──────── Record excerpts ────────

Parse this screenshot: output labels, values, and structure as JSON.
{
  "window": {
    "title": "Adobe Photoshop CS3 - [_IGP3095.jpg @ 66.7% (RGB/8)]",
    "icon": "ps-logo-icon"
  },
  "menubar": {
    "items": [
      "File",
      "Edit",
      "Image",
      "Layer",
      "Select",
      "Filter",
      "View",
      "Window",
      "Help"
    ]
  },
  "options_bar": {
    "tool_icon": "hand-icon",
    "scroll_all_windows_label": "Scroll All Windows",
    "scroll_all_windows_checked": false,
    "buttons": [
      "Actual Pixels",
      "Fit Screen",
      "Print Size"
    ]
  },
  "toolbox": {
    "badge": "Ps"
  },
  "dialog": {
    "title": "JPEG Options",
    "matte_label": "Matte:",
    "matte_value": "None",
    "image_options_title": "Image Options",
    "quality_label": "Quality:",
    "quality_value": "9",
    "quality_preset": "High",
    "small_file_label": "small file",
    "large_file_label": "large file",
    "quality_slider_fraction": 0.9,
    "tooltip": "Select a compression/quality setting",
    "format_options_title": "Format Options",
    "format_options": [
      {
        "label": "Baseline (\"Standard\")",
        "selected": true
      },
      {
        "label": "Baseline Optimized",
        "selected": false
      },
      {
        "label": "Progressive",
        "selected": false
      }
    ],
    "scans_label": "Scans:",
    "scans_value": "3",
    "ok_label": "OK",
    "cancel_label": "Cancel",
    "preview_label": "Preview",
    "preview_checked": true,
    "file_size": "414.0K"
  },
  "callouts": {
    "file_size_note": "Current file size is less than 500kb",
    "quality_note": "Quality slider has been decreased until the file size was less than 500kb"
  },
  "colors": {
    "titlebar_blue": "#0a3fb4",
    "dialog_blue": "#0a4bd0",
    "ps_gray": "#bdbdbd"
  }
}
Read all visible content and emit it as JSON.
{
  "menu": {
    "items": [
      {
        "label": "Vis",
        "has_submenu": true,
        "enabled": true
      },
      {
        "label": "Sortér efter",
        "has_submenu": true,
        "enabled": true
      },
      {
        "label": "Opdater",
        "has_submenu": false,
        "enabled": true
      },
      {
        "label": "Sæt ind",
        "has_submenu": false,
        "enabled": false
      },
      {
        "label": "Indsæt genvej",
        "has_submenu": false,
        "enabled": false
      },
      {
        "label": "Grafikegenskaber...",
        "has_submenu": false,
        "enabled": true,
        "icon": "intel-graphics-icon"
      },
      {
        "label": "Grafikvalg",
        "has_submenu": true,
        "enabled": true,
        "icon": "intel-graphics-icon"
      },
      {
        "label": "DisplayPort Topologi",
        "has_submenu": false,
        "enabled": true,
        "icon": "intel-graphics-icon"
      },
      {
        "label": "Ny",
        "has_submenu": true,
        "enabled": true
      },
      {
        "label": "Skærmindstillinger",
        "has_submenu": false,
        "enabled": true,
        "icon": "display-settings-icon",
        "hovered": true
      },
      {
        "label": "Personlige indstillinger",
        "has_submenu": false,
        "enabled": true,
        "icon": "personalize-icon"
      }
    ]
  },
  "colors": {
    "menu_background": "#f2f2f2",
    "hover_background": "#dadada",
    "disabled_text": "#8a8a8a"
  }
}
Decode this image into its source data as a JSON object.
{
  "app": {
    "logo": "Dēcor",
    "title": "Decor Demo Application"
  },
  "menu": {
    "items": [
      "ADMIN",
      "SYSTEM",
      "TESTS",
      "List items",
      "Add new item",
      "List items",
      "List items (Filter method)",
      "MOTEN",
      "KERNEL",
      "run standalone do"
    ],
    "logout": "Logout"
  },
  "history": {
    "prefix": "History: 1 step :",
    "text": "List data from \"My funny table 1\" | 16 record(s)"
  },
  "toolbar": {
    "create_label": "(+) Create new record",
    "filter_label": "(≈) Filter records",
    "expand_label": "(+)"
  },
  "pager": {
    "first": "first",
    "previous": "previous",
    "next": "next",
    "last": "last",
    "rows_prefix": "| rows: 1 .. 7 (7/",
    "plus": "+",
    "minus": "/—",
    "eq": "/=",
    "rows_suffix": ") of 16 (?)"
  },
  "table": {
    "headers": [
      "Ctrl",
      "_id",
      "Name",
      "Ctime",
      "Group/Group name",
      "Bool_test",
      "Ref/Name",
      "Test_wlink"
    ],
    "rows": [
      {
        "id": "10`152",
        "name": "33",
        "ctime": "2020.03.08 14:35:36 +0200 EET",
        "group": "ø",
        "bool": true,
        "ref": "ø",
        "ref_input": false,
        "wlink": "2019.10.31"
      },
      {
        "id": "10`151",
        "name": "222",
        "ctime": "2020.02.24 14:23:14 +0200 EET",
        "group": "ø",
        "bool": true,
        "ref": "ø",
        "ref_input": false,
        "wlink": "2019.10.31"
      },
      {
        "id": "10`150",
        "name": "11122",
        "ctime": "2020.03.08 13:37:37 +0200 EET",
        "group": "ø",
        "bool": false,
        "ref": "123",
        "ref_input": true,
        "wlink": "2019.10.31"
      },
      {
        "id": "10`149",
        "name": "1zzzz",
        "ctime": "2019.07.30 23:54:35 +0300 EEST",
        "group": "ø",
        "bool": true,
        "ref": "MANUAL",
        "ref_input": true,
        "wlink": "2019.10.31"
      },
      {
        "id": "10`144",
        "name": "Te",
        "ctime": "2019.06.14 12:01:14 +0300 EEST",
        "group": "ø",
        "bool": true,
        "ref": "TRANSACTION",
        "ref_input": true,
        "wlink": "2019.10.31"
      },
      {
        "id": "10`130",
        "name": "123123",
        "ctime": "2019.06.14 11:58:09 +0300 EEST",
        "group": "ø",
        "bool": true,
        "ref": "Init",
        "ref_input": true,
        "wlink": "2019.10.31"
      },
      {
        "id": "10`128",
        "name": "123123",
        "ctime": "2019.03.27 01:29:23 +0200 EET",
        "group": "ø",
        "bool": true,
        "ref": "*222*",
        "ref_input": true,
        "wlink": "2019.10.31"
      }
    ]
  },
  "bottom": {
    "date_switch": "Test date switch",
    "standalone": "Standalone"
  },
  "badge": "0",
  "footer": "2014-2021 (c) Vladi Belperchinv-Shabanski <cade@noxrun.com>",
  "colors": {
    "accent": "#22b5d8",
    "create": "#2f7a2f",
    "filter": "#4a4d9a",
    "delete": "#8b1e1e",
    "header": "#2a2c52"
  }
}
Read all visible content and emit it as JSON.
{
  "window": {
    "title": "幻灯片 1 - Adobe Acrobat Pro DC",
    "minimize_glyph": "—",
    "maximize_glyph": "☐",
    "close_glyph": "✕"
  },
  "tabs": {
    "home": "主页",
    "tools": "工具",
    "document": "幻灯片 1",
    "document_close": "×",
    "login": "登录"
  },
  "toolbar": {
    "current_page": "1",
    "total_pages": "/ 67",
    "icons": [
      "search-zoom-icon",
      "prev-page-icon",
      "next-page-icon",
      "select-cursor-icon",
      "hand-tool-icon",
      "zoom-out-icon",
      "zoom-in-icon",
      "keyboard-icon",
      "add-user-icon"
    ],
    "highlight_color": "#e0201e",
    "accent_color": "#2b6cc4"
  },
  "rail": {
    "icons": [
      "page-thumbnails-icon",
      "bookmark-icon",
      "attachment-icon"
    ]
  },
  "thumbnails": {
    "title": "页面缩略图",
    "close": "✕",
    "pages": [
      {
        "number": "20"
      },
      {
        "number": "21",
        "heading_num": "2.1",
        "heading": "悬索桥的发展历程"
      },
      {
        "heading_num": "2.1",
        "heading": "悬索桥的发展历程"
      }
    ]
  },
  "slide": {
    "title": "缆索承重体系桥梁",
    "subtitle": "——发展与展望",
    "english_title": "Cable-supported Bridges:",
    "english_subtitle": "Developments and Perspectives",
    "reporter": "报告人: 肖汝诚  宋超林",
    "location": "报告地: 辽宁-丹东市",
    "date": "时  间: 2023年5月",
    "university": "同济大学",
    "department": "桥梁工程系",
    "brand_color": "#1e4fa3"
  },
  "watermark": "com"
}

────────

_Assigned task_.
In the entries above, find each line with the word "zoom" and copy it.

_Exercise answer_.
      "search-zoom-icon",
      "zoom-out-icon",
      "zoom-in-icon",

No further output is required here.